Report every line of the data that includes "Mobile".
####
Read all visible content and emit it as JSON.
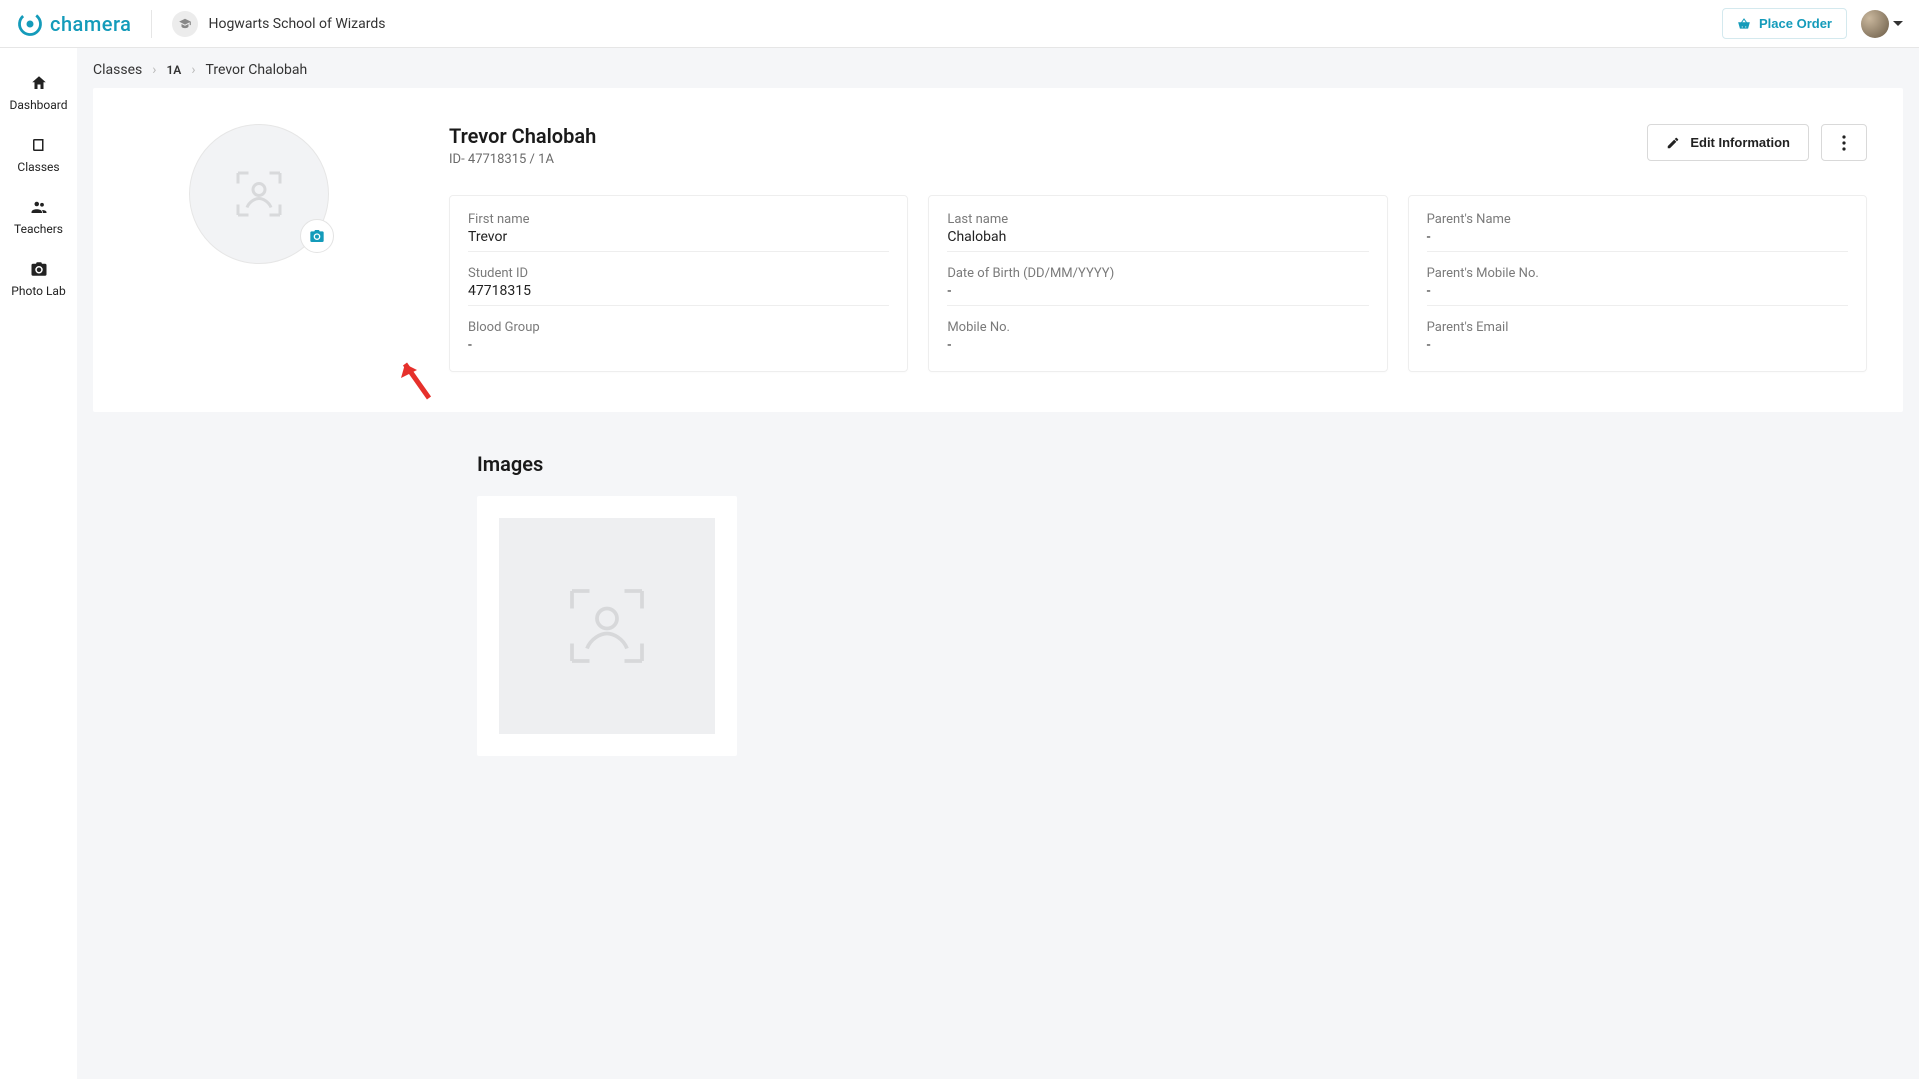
{
  "header": {
    "brand": "chamera",
    "school_name": "Hogwarts School of Wizards",
    "place_order_label": "Place Order"
  },
  "sidebar": {
    "items": [
      {
        "label": "Dashboard"
      },
      {
        "label": "Classes"
      },
      {
        "label": "Teachers"
      },
      {
        "label": "Photo Lab"
      }
    ]
  },
  "breadcrumb": {
    "root": "Classes",
    "section": "1A",
    "current": "Trevor Chalobah"
  },
  "student": {
    "name": "Trevor Chalobah",
    "sub": "ID- 47718315 / 1A",
    "edit_label": "Edit Information",
    "columns": [
      [
        {
          "label": "First name",
          "value": "Trevor"
        },
        {
          "label": "Student ID",
          "value": "47718315"
        },
        {
          "label": "Blood Group",
          "value": "-"
        }
      ],
      [
        {
          "label": "Last name",
          "value": "Chalobah"
        },
        {
          "label": "Date of Birth (DD/MM/YYYY)",
          "value": "-"
        },
        {
          "label": "Mobile No.",
          "value": "-"
        }
      ],
      [
        {
          "label": "Parent's Name",
          "value": "-"
        },
        {
          "label": "Parent's Mobile No.",
          "value": "-"
        },
        {
          "label": "Parent's Email",
          "value": "-"
        }
      ]
    ]
  },
  "images_section": {
    "heading": "Images"
  }
}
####
■ EXPECTED ANSWER:
          "label": "Mobile No.",
          "label": "Parent's Mobile No.",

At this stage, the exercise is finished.